All good points, with the exception of the VS show which has been mentioned multiple times in this thread. First, the fashion show is coming back this year and while it may not have the razzle dazzle and focus on the Angels as it did previously, it's back nonetheless. The show was largely canceled as a result of actions committed by Ed Razek, former CMO, who had close ties with ol Jeff and was incredibly tight with Les. Over the last 10/15 years of his tenure at the company, he had numerous complaints to HR about his behavior and was known for his hand selection of models for the show. Furthermore, in an interview with Vogue he made some pretty awful comments about the trans and plus size models and their place within the show. 

In any case, this isn't a history lesson on VS but figured I could add more color to the narrative of the show's cancellation. 

Good points though in your post, you're not wrong about a lot of things. While I may think that Tony Romo is more relatable in terms of looks, doesn't mean that Tom Brady isn't objectively much better looking but that's another moot point. 

My quick and dirty take of what happened to the models OP talked about... The internet ruined them, like it has ruined many other things.


Dicta fuga laborum sit atque. Saepe ipsum qui culpa dolorem. Autem voluptas possimus iste consectetur ut. Assumenda et ut harum eaque quia quia vel facere.

Career Advancement Opportunities

April 2024 Investment Banking

  • Jefferies & Company 02 99.4%
  • Goldman Sachs 19 98.8%
  • Harris Williams & Co. New 98.3%
  • Lazard Freres 02 97.7%
  • JPMorgan Chase 03 97.1%

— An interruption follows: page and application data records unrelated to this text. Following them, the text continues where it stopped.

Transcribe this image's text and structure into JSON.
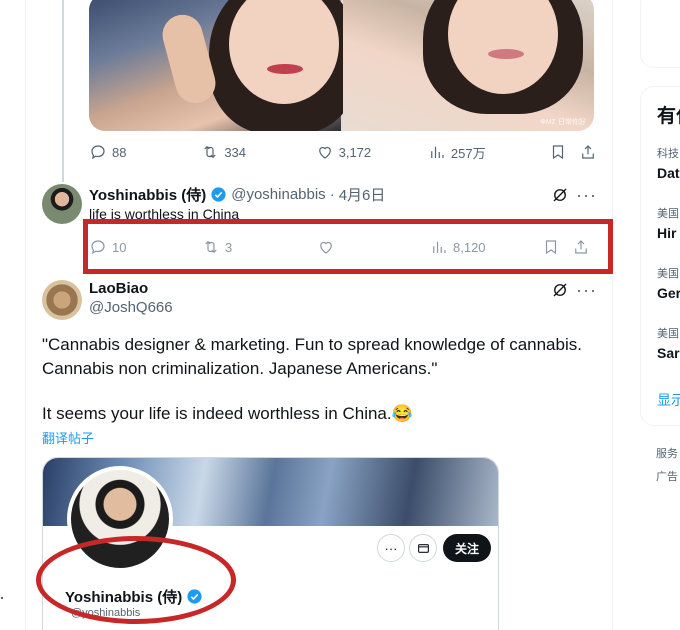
{
  "media": {
    "watermark": "ΦΜΣ 日常你好"
  },
  "tweet1_actions": {
    "replies": "88",
    "retweets": "334",
    "likes": "3,172",
    "views": "257万"
  },
  "reply1": {
    "name": "Yoshinabbis (侍)",
    "handle": "@yoshinabbis",
    "separator": "·",
    "date": "4月6日",
    "text": "life is worthless in China",
    "replies": "10",
    "retweets": "3",
    "likes": "",
    "views": "8,120"
  },
  "reply2": {
    "name": "LaoBiao",
    "handle": "@JoshQ666",
    "bio_quote": "\"Cannabis designer & marketing. Fun to spread knowledge of cannabis. Cannabis non criminalization. Japanese Americans.\"",
    "text": "It seems your life is indeed worthless in China.😂",
    "translate_label": "翻译帖子"
  },
  "profile_card": {
    "name": "Yoshinabbis (侍)",
    "handle": "@yoshinabbis",
    "follow_label": "关注",
    "more_label": "···",
    "message_icon": "mail-icon"
  },
  "sidebar": {
    "heading": "有什",
    "trends": [
      {
        "category": "科技",
        "title": "Dat"
      },
      {
        "category": "美国",
        "title": "Hir"
      },
      {
        "category": "美国",
        "title": "Ger"
      },
      {
        "category": "美国",
        "title": "Sar"
      }
    ],
    "show_more": "显示",
    "footer": [
      "服务",
      "广告"
    ]
  },
  "colors": {
    "accent": "#1d9bf0",
    "annotation": "#c62828",
    "muted": "#536471"
  }
}
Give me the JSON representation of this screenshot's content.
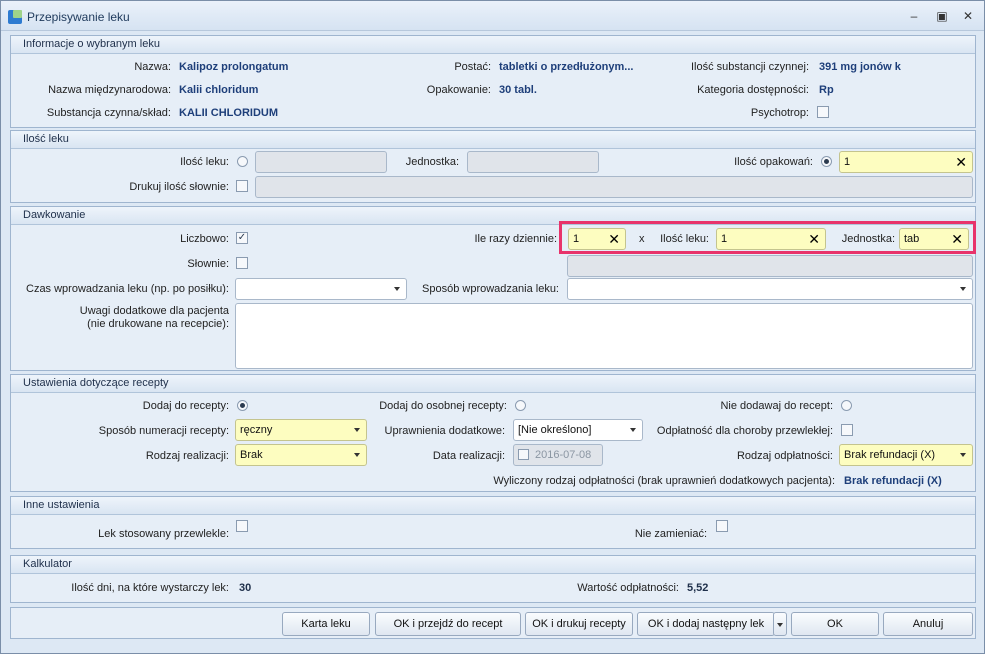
{
  "window": {
    "title": "Przepisywanie leku",
    "minimize": "–",
    "maximize": "▣",
    "close": "✕"
  },
  "info": {
    "header": "Informacje o wybranym leku",
    "name_label": "Nazwa:",
    "name_value": "Kalipoz prolongatum",
    "intl_label": "Nazwa międzynarodowa:",
    "intl_value": "Kalii chloridum",
    "substance_label": "Substancja czynna/skład:",
    "substance_value": "KALII CHLORIDUM",
    "form_label": "Postać:",
    "form_value": "tabletki o przedłużonym...",
    "package_label": "Opakowanie:",
    "package_value": "30 tabl.",
    "amount_label": "Ilość substancji czynnej:",
    "amount_value": "391 mg jonów k",
    "category_label": "Kategoria dostępności:",
    "category_value": "Rp",
    "psycho_label": "Psychotrop:"
  },
  "qty": {
    "header": "Ilość leku",
    "qty_label": "Ilość leku:",
    "unit_label": "Jednostka:",
    "packs_label": "Ilość opakowań:",
    "packs_value": "1",
    "print_words_label": "Drukuj ilość słownie:"
  },
  "dosage": {
    "header": "Dawkowanie",
    "numeric_label": "Liczbowo:",
    "words_label": "Słownie:",
    "times_label": "Ile razy dziennie:",
    "times_value": "1",
    "x": "x",
    "drug_qty_label": "Ilość leku:",
    "drug_qty_value": "1",
    "unit_label": "Jednostka:",
    "unit_value": "tab",
    "time_label": "Czas wprowadzania leku (np. po posiłku):",
    "method_label": "Sposób wprowadzania leku:",
    "notes_label_1": "Uwagi dodatkowe dla pacjenta",
    "notes_label_2": "(nie drukowane na recepcie):"
  },
  "rx": {
    "header": "Ustawienia dotyczące recepty",
    "add_label": "Dodaj do recepty:",
    "separate_label": "Dodaj do osobnej recepty:",
    "noadd_label": "Nie dodawaj do recept:",
    "numbering_label": "Sposób numeracji recepty:",
    "numbering_value": "ręczny",
    "rights_label": "Uprawnienia dodatkowe:",
    "rights_value": "[Nie określono]",
    "chronic_label": "Odpłatność dla choroby przewlekłej:",
    "realization_label": "Rodzaj realizacji:",
    "realization_value": "Brak",
    "date_label": "Data realizacji:",
    "date_value": "2016-07-08",
    "payment_label": "Rodzaj odpłatności:",
    "payment_value": "Brak refundacji (X)",
    "computed_label": "Wyliczony rodzaj odpłatności (brak  uprawnień dodatkowych pacjenta):",
    "computed_value": "Brak refundacji (X)"
  },
  "other": {
    "header": "Inne ustawienia",
    "chronic_drug_label": "Lek stosowany przewlekle:",
    "no_replace_label": "Nie zamieniać:"
  },
  "calc": {
    "header": "Kalkulator",
    "days_label": "Ilość dni, na które wystarczy lek:",
    "days_value": "30",
    "value_label": "Wartość odpłatności:",
    "value_value": "5,52"
  },
  "buttons": {
    "card": "Karta leku",
    "ok_next": "OK i przejdź do recept",
    "ok_print": "OK i drukuj recepty",
    "ok_add": "OK i dodaj następny lek",
    "ok": "OK",
    "cancel": "Anuluj"
  }
}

Overall Employee Satisfaction

April 2024 Investment Banking

  • Harris Williams & Co. 18 99.4%
  • JPMorgan Chase 10 98.8%
  • Lazard Freres 05 98.3%
  • Morgan Stanley 07 97.7%
  • William Blair 03 97.1%

Professional Growth Opportunities

April 2024 Investment Banking

  • Lazard Freres 01 99.4%
  • Jefferies & Company 02 98.8%
  • Goldman Sachs 17 98.3%
  • Moelis & Company 07 97.7%
  • JPMorgan Chase 05 97.1%

Total Avg Compensation

April 2024 Investment Banking

  • Director/MD (5) $648
  • Vice President (19) $385
  • Associates (86) $261
  • 3rd+ Year Analyst (13) $181
  • Intern/Summer Associate (33) $170
  • 2nd Year Analyst (66) $168
  • 1st Year Analyst (205) $159
  • Intern/Summer Analyst (145) $101
16 IB Interviews Notes

“... there’s no excuse to not take advantage of the resources out there available to you. Best value for your $ are the...”


redever's picture
Betsy Massar's picture
Betsy Massar
Secyh62's picture
BankonBanking's picture
dosk17's picture
GameTheory's picture
kanon's picture
CompBanker's picture
Linda Abraham's picture
Linda Abraham
numi's picture
From 10 rejections to 1 dream investment banking internship

“... I believe it was the single biggest reason why I ended up with an offer...”